*** Opening Records supplied ***

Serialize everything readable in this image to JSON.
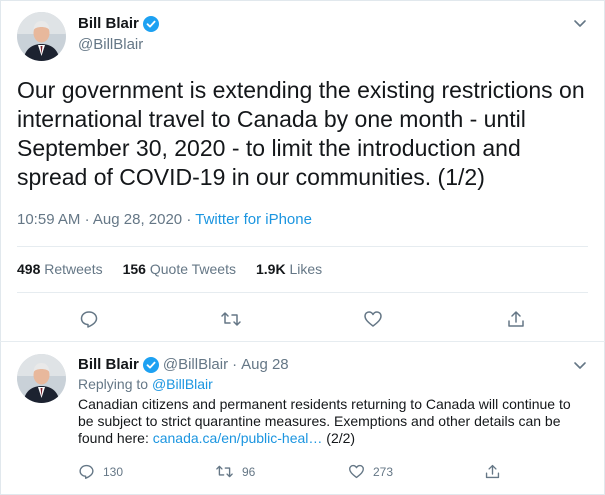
{
  "tweet": {
    "author_name": "Bill Blair",
    "author_handle": "@BillBlair",
    "text": "Our government is extending the existing restrictions on international travel to Canada by one month - until September 30, 2020 - to limit the introduction and spread of COVID-19 in our communities. (1/2)",
    "time": "10:59 AM",
    "date": "Aug 28, 2020",
    "sep": "·",
    "source": "Twitter for iPhone",
    "stats": {
      "retweets_count": "498",
      "retweets_label": "Retweets",
      "quotes_count": "156",
      "quotes_label": "Quote Tweets",
      "likes_count": "1.9K",
      "likes_label": "Likes"
    }
  },
  "reply": {
    "author_name": "Bill Blair",
    "author_handle": "@BillBlair",
    "sep": "·",
    "date": "Aug 28",
    "replying_prefix": "Replying to",
    "replying_handle": "@BillBlair",
    "text_before_link": "Canadian citizens and permanent residents returning to Canada will continue to be subject to strict quarantine measures. Exemptions and other details can be found here:",
    "link_text": "canada.ca/en/public-heal…",
    "text_after_link": "(2/2)",
    "reply_count": "130",
    "retweet_count": "96",
    "like_count": "273"
  },
  "colors": {
    "accent": "#1da1f2",
    "link": "#1b95e0",
    "muted": "#657786",
    "text": "#14171a"
  },
  "icons": [
    "verified-badge-icon",
    "chevron-down-icon",
    "reply-icon",
    "retweet-icon",
    "like-icon",
    "share-icon"
  ]
}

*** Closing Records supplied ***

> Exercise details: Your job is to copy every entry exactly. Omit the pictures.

> Output for this task:
Serialize everything readable in this image to JSON.
{
  "tweet": {
    "author_name": "Bill Blair",
    "author_handle": "@BillBlair",
    "text": "Our government is extending the existing restrictions on international travel to Canada by one month - until September 30, 2020 - to limit the introduction and spread of COVID-19 in our communities. (1/2)",
    "time": "10:59 AM",
    "date": "Aug 28, 2020",
    "sep": "·",
    "source": "Twitter for iPhone",
    "stats": {
      "retweets_count": "498",
      "retweets_label": "Retweets",
      "quotes_count": "156",
      "quotes_label": "Quote Tweets",
      "likes_count": "1.9K",
      "likes_label": "Likes"
    }
  },
  "reply": {
    "author_name": "Bill Blair",
    "author_handle": "@BillBlair",
    "sep": "·",
    "date": "Aug 28",
    "replying_prefix": "Replying to",
    "replying_handle": "@BillBlair",
    "text_before_link": "Canadian citizens and permanent residents returning to Canada will continue to be subject to strict quarantine measures. Exemptions and other details can be found here:",
    "link_text": "canada.ca/en/public-heal…",
    "text_after_link": "(2/2)",
    "reply_count": "130",
    "retweet_count": "96",
    "like_count": "273"
  },
  "colors": {
    "accent": "#1da1f2",
    "link": "#1b95e0",
    "muted": "#657786",
    "text": "#14171a"
  },
  "icons": [
    "verified-badge-icon",
    "chevron-down-icon",
    "reply-icon",
    "retweet-icon",
    "like-icon",
    "share-icon"
  ]
}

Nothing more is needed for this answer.